WHAT TO PRODUCE: In the material below, the lines containing the word "accel" are required; copy each of them.

MATERIAL FOR THIS TASK:
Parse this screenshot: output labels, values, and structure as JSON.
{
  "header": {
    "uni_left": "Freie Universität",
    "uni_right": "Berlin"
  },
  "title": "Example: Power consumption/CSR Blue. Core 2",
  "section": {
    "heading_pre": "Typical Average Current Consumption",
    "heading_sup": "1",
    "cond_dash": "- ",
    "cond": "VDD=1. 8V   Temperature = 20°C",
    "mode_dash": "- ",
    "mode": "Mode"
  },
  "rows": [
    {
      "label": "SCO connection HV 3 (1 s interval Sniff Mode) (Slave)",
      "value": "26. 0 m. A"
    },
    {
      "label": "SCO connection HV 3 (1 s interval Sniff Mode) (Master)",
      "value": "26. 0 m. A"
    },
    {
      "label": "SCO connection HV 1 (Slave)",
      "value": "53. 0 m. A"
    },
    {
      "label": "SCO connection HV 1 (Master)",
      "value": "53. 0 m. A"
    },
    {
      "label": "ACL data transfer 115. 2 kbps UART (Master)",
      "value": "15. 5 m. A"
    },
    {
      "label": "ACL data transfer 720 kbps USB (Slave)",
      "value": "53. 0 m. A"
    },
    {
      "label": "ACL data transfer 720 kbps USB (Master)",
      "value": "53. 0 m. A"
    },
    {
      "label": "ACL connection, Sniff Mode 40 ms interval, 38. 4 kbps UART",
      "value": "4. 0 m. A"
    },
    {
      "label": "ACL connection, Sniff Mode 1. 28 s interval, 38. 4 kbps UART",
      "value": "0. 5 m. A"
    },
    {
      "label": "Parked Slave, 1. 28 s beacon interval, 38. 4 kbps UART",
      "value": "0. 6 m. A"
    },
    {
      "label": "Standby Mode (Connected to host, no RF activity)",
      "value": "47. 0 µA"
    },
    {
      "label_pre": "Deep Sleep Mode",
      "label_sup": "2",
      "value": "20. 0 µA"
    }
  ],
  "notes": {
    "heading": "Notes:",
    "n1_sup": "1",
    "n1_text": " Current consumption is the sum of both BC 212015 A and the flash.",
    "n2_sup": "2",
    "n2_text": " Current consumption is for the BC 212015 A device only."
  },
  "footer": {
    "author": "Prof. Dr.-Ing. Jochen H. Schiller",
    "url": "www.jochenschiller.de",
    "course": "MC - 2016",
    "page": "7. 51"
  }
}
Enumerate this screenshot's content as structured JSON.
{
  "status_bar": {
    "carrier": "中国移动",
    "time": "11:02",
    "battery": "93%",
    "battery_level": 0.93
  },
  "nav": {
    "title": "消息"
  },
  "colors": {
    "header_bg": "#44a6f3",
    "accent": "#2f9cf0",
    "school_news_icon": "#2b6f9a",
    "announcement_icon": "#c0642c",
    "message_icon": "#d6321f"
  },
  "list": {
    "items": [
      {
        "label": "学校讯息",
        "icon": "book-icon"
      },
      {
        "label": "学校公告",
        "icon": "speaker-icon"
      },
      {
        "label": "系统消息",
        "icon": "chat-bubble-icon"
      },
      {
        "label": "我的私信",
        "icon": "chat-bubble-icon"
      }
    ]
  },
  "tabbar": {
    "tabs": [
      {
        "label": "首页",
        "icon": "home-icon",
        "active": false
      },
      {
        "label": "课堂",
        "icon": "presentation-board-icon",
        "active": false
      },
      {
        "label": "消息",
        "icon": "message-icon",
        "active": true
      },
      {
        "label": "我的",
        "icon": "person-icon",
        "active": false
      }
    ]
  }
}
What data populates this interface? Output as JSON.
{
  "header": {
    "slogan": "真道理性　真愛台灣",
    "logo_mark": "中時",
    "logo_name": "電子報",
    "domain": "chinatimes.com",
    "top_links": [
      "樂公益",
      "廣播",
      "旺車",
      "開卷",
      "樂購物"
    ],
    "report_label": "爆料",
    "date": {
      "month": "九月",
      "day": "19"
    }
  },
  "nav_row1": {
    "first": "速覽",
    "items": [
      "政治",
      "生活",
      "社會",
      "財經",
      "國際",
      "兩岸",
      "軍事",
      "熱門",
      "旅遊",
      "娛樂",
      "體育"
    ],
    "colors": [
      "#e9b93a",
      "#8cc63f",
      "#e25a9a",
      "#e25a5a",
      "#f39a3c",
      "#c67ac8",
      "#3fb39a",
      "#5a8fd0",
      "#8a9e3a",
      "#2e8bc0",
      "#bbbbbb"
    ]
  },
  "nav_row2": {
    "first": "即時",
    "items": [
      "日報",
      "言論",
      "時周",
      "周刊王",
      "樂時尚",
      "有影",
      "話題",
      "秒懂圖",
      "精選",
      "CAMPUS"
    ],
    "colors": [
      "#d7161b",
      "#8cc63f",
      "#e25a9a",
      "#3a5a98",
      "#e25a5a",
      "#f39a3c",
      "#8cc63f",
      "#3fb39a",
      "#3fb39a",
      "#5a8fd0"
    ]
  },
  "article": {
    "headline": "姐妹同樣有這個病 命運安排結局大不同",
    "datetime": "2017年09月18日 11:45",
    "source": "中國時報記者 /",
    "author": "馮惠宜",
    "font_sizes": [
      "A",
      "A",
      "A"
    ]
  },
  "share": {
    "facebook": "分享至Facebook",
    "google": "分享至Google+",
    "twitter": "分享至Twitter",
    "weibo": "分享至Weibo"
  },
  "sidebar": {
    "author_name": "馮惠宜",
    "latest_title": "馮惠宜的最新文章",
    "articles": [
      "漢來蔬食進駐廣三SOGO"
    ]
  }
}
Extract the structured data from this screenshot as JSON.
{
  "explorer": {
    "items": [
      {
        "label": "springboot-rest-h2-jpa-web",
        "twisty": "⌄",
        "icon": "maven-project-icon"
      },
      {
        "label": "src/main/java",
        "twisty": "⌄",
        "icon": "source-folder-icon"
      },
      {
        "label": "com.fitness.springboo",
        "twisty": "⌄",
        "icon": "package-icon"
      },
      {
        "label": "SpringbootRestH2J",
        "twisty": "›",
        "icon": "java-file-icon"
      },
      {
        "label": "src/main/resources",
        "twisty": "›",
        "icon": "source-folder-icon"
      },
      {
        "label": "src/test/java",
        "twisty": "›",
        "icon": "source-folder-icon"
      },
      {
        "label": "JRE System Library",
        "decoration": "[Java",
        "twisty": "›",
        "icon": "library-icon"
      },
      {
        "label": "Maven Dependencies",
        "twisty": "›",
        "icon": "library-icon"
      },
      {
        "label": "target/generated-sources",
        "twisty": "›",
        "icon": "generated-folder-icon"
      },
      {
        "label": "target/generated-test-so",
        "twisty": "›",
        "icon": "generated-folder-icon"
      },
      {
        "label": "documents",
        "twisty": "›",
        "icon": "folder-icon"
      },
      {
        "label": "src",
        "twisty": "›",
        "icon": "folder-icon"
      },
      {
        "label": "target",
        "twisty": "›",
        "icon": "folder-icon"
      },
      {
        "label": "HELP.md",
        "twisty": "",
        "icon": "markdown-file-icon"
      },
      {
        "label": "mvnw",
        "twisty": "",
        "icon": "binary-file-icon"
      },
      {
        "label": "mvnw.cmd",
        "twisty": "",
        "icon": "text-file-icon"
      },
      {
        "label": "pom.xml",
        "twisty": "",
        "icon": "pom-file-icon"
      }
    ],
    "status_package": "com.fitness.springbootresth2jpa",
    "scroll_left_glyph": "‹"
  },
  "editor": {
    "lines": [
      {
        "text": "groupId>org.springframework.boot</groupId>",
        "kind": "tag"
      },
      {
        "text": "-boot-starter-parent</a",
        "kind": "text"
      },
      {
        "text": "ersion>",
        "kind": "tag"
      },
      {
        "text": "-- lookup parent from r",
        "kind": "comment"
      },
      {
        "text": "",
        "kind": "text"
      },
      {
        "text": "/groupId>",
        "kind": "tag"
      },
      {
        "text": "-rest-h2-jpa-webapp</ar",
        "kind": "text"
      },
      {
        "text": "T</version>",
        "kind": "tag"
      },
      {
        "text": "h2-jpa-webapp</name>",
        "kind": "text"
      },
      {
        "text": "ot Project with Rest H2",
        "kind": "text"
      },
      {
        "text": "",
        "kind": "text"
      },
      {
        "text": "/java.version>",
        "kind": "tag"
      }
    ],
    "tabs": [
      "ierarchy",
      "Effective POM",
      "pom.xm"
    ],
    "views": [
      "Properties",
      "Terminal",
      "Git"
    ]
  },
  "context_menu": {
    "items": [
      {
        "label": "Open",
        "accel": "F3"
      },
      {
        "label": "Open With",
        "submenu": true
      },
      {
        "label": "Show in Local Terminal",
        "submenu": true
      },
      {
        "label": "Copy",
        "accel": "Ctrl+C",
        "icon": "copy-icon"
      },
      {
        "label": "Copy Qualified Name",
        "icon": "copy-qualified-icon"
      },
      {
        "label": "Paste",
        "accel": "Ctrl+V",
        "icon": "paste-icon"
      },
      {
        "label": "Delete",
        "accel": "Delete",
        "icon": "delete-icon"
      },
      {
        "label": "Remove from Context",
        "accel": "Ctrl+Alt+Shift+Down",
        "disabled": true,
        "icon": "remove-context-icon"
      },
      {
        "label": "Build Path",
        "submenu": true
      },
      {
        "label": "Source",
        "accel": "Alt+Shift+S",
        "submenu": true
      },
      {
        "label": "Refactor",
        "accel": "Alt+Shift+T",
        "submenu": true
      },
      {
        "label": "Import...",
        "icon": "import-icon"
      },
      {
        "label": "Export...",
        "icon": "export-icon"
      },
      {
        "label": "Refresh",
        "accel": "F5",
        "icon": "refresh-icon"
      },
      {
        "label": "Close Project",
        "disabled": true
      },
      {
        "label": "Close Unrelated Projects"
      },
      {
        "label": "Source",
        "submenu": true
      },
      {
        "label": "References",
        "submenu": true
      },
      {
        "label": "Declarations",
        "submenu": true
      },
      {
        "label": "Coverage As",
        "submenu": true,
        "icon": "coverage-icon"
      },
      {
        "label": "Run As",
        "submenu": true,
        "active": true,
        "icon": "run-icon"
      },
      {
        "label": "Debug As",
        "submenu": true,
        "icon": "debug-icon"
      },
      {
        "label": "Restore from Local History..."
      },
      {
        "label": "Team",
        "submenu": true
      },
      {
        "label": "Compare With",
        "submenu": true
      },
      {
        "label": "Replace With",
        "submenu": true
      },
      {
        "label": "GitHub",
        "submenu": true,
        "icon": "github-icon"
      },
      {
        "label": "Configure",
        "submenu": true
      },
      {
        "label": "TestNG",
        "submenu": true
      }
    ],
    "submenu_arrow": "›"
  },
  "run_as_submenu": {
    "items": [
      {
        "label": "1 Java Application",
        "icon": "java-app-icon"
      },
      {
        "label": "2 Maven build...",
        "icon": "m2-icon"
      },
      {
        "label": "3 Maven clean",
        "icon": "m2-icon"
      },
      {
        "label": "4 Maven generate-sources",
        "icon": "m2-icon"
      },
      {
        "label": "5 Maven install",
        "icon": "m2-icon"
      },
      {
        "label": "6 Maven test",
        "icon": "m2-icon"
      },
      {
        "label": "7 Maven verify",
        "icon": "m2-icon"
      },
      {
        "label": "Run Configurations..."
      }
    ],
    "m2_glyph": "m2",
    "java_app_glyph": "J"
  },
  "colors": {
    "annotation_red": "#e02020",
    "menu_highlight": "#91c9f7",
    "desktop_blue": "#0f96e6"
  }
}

EXERCISE SOLUTION:
        "accel": "F3"
        "accel": "Ctrl+C",
        "accel": "Ctrl+V",
        "accel": "Delete",
        "accel": "Ctrl+Alt+Shift+Down",
        "accel": "Alt+Shift+S",
        "accel": "Alt+Shift+T",
        "accel": "F5",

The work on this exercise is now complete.